Ten Lessons from Mad Men’s Don Draper
1. Think outside the box
“If you don’t like what is being said, then change the conversation.”
Often times, we feel we are forced to accept things being told to us. In business, especially in advertising or marketing, we need to change the conversation in order to be heard.
Don Draper is a master at this. One scene in particular that struck me was in Season Six, episode 11. While pitching to (I believe) Ocean Spray, the client says the budget is far too high and there is no way around it. Don uses his quick wit to spin the conversation on a completely unrelated topic, which, then has the client nearly double the original budget.
Well played, Mr. Draper, well played.
2. Play on emotion
“Advertising is based on one thing — happiness.”
This should be no shocker.
Consumers often don’t care about product specs. They care about how they feel when using your product or service. Make them happy, and they won’t forget you.
3. Focus on customer retention, more than lead generation
“What’s happiness? It’s a moment before you need more happiness.”
I preach this daily. Stop always trying to acquire new customers when you can’t service the ones you already have.
A bird in hand is worth more than two in the bush.
The devil you know is better than the devil you don’t.
I don’t know, fill in any one of those here. They both work. Draper knows you need to keep customers happy because happiness is a temporary state.
4. Fail fast and move on
“I have a life and it only goes in one direction — forward.”
Resiliency is something that is key in life and in business. Really not much of an explanation needed here. When you fail, fail. Move on, get over it and work toward the next success.

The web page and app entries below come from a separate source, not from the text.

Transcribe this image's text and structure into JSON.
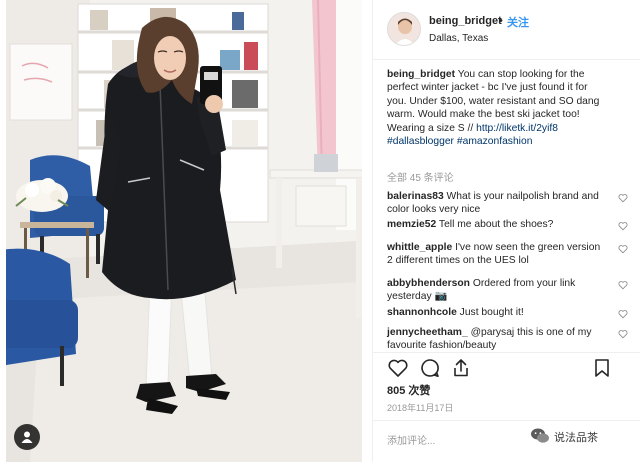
{
  "post": {
    "username": "being_bridget",
    "dot": "•",
    "follow_label": "关注",
    "location": "Dallas, Texas"
  },
  "caption": {
    "username": "being_bridget",
    "text": "You can stop looking for the perfect winter jacket - bc I've just found it for you. Under $100, water resistant and SO dang warm. Would make the best ski jacket too! Wearing a size S //",
    "link": "http://liketk.it/2yif8",
    "hashtag_1": "#dallasblogger",
    "hashtag_2": "#amazonfashion"
  },
  "view_all_comments": "全部 45 条评论",
  "comments": [
    {
      "username": "balerinas83",
      "text": "What is your nailpolish brand and color looks very nice"
    },
    {
      "username": "memzie52",
      "text": "Tell me about the shoes?"
    },
    {
      "username": "whittle_apple",
      "text": "I've now seen the green version 2 different times on the UES lol"
    },
    {
      "username": "abbybhenderson",
      "text": "Ordered from your link yesterday 📷"
    },
    {
      "username": "shannonhcole",
      "text": "Just bought it!"
    },
    {
      "username": "jennycheetham_",
      "text": "@parysaj this is one of my favourite fashion/beauty"
    }
  ],
  "likes": "805 次赞",
  "date": "2018年11月17日",
  "add_comment_placeholder": "添加评论...",
  "watermark": "说法品茶",
  "icons": {
    "like": "heart-icon",
    "comment": "comment-bubble-icon",
    "share": "share-icon",
    "save": "bookmark-icon",
    "user_tag": "user-tag-icon",
    "comment_like": "small-heart-icon"
  }
}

5. Not everything is as it seems
“The reason you haven’t felt it is because it doesn’t exist. What you call ‘love’ was invented by guys like me — to sell Nylons.”
This one is interesting, and is my favorite, but also quite dark.
It reminds me of holidays like Valentine’s Day. Something created to sell more cards, chocolate and roses.
Really makes you think about many things we’re led to believe. As a businessperson, this is a great lesson because when selling, you must oftentimes create something out of nothing.
6. Stop talking, start doing
Roger: What is the meaning of life? Don: “I don’t know. Life being lived? I’d like to stop talking about it and get back to it.”
Are you doing a lot of talking and not taking enough action? We see too many flapping their gums and not creating or taking action.
Listen to Don, get out there and live life (or create content, or get to work!)
7. Bring a constant stream of ideas
“I’m sure you do (have ideas). Sterling Cooper has more failed artists and intellectuals than the Third Reich.”
Ideas make the world go ‘round. Ideas are grand.
Everyone has them.
Be sure to have a steady stream of them.
Pro Tip: Keep a notebook by your bed. Anytime you wake up in the middle of the night, or in the morning with an idea or thought, even if it seems irrelevant, write it down.
8. Roll with the constant pace of digital change
“Change is neither good nor bad. It simply is.”
Another great Draper-ism.
You can’t fight change. It happens. Accept it or be left behind.
9. Be brave — fail often
“I’m glad this is an environment where you feel free to fail.”
Don said this to Peggy. One of those scenes that stood out to me, I forget the exact season and episode. At the time, I didn’t know if he was mocking her or being serious. (I think he was mocking her, personally)
Either way, when you feel free to fail, and you are brave enough to fail, you take the chances necessary to make it in business. You also live life to its fullest. So this works either way.
10. Look at things from another angle
“Everyone else’s tobacco is poisonous. Lucky Strike’s is toasted.”
The major account held by Sterling Cooper was cigarette brand, Lucky Strike. We know tobacco products aren’t safe, and as an advertising agency, how on earth do you pitch a poisonous product to consumers?
Look at it from a different angle!
The toasting process is something every cigarette brand had to do to make tobacco, however, no one was pitching their product as such.
I love learning things from any content I consume, even the amazing television series that are on AMC. You don’t have to look hard to find inspiration or learn lessons, sometimes it’s right in front of your face.
Do you have an unorthodox vehicle of inspiration? Drop it in the comments below.